━━━ TASK INPUTS ━━━

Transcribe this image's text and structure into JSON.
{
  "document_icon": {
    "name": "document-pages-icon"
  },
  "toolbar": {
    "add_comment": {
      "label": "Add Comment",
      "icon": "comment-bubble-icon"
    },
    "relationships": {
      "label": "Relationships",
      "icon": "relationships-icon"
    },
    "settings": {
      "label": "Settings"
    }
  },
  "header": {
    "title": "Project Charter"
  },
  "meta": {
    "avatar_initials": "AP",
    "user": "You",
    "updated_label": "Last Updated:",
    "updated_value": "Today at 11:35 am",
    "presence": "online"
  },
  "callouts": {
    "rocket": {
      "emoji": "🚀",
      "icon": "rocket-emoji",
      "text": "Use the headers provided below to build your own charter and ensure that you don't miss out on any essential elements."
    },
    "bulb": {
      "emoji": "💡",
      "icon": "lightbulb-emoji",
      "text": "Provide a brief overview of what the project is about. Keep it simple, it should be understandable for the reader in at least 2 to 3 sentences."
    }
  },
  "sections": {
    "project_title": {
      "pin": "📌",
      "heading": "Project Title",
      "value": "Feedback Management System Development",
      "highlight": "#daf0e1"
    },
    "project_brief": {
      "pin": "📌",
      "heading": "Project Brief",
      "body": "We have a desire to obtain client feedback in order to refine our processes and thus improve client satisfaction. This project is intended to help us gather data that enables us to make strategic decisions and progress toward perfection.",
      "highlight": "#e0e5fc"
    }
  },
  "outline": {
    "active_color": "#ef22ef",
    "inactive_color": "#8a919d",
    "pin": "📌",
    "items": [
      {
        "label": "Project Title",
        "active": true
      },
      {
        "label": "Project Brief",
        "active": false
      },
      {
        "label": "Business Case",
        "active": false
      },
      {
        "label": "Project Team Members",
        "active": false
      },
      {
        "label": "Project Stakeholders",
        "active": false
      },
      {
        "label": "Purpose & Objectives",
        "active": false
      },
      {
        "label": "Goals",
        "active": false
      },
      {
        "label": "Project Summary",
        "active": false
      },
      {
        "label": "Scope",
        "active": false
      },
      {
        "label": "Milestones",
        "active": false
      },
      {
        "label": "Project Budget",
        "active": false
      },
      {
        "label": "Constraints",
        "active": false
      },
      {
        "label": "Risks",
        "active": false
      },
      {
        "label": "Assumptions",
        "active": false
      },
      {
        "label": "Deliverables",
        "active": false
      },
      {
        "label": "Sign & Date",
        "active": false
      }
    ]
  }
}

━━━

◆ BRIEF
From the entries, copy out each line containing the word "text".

◆ SOLUTION FOR THIS EXERCISE
Transcribe this image's text and structure into JSON.
      "text": "Use the headers provided below to build your own charter and ensure that you don't miss out on any essential elements."
      "text": "Provide a brief overview of what the project is about. Keep it simple, it should be understandable for the reader in at least 2 to 3 sentences."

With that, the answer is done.